The officers directly involved in the beating were fired on Jan. 20.

Violent body camera footage of the incident was released to the public on Jan. 27.

His mother, RowVaughn Wells, was in attendance at the hearing and said she would attend each court date until “we get justice for my son,” according to BBC.

Lawyers are gathering evidence for the case, and according to the judge assigned to the case, it likely won’t be concluded any time soon.

What happens next in Memphis after Tyre Nichols’ death?

Nichols’ death has sparked more cries from activists to end police brutality and address police violence, with calls coming from the Rev. Al Sharpton to Vice President Kamala Harris, both of whom attended his funeral service.

Memphis is considering legislation similar to the “Driving Equality” law in Philadelphia, which reclassifies “seven low-level offenses as ‘secondary,’ meaning they can’t serve as the sole reason a police officer pulls over a motorist, The Philadelphia Inquirer reported.
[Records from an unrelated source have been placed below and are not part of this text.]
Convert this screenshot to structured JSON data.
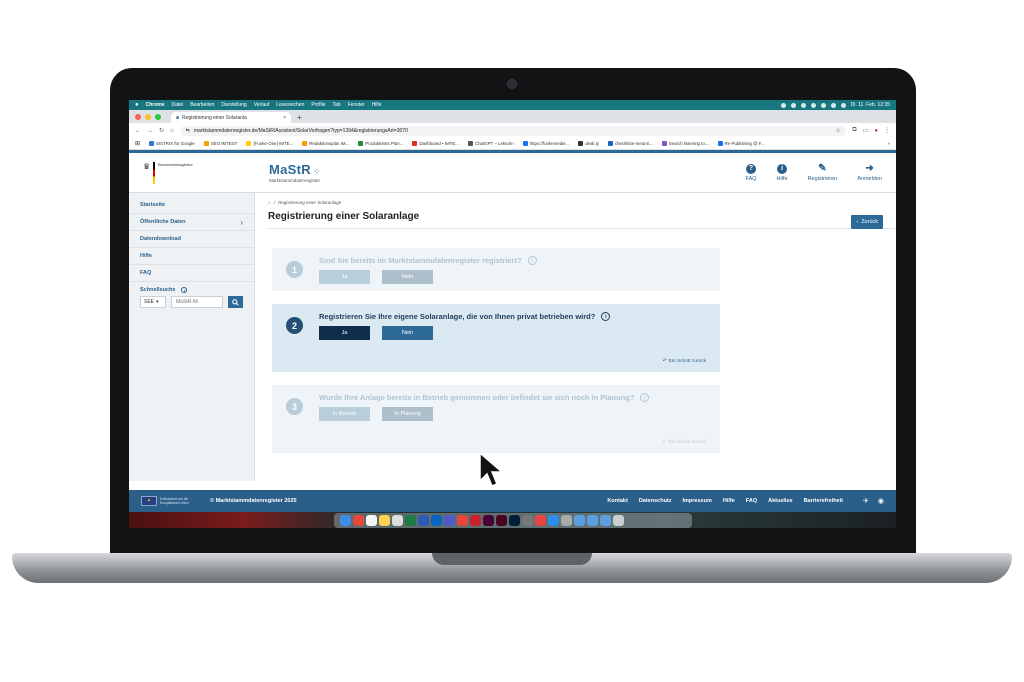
{
  "menubar": {
    "apple": "",
    "items": [
      "Chrome",
      "Datei",
      "Bearbeiten",
      "Darstellung",
      "Verlauf",
      "Lesezeichen",
      "Profile",
      "Tab",
      "Fenster",
      "Hilfe"
    ],
    "clock": "Di. 11. Feb. 12:35"
  },
  "browser": {
    "tab_title": "Registrierung einer Solaranla",
    "tab_close": "×",
    "new_tab": "+",
    "url": "marktstammdatenregister.de/MaStR/Assistent/SolarVorfragen?typ=1394&registrierungsArt=3070",
    "bookmarks": [
      "SISTRIX für Google",
      "SEO IMTEST",
      "[Funke-One] IMTE...",
      "Redaktionsplan IM...",
      "Produkttests Plan...",
      "Dashboard • IMTE...",
      "ChatGPT – Lektorin",
      "https://funkemedie...",
      "desk.ly",
      "checkliste-meta-ti...",
      "Search listening to...",
      "Re-Publishing @ F..."
    ],
    "bookmark_more": "»"
  },
  "site": {
    "agency": "Bundesnetzagentur",
    "logo": "MaStR",
    "logo_sub": "Marktstammdatenregister",
    "nav": {
      "faq": "FAQ",
      "hilfe": "Hilfe",
      "registrieren": "Registrieren",
      "anmelden": "Anmelden"
    }
  },
  "sidebar": {
    "items": [
      "Startseite",
      "Öffentliche Daten",
      "Datendownload",
      "Hilfe",
      "FAQ"
    ],
    "quick_search_label": "Schnellsuche",
    "select_value": "SEE",
    "input_placeholder": "MaStR-Nr."
  },
  "main": {
    "breadcrumb": "Registrierung einer Solaranlage",
    "title": "Registrierung einer Solaranlage",
    "back_label": "Zurück",
    "steps": [
      {
        "num": "1",
        "question": "Sind Sie bereits im Marktstammdatenregister registriert?",
        "btn1": "Ja",
        "btn2": "Nein",
        "back": ""
      },
      {
        "num": "2",
        "question": "Registrieren Sie Ihre eigene Solaranlage, die von Ihnen privat betrieben wird?",
        "btn1": "Ja",
        "btn2": "Nein",
        "back": "Ein Schritt zurück"
      },
      {
        "num": "3",
        "question": "Wurde Ihre Anlage bereits in Betrieb genommen oder befindet sie sich noch in Planung?",
        "btn1": "In Betrieb",
        "btn2": "In Planung",
        "back": "Ein Schritt zurück"
      }
    ]
  },
  "footer": {
    "eu_text": "Kofinanziert von der Europäischen Union",
    "copyright": "© Marktstammdatenregister 2025",
    "links": [
      "Kontakt",
      "Datenschutz",
      "Impressum",
      "Hilfe",
      "FAQ",
      "Aktuelles",
      "Barrierefreiheit"
    ]
  },
  "colors": {
    "primary": "#2e6a98",
    "dark_button": "#0f2e4c",
    "menubar": "#18767e"
  }
}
The offenses include driving with one headlight out and having a vehicle registration that is less than 60 days expired.

“We want to decrease the possibility of negative interactions,” Memphis city council member Michalyn Easter-Thomas said, per The Philadelphia Inquirer.

The council voted unanimously in favor of the bill and it will go through two more rounds before it could be passed.

Canopy in Memphis park dedicated to Tyre Nichols

A canopy in Tom Lee Park in Memphis was dedicated to Nichols, and his family attended the ceremony on Friday, ABC24 reported. The canopy will now be called “Sunset Canopy” in honor of Nichols’ passion for watching and taking photos and videos of sunsets.

Wells says Nichols was likely on his way home from skateboarding and watching the sunset when the traffic stop occurred.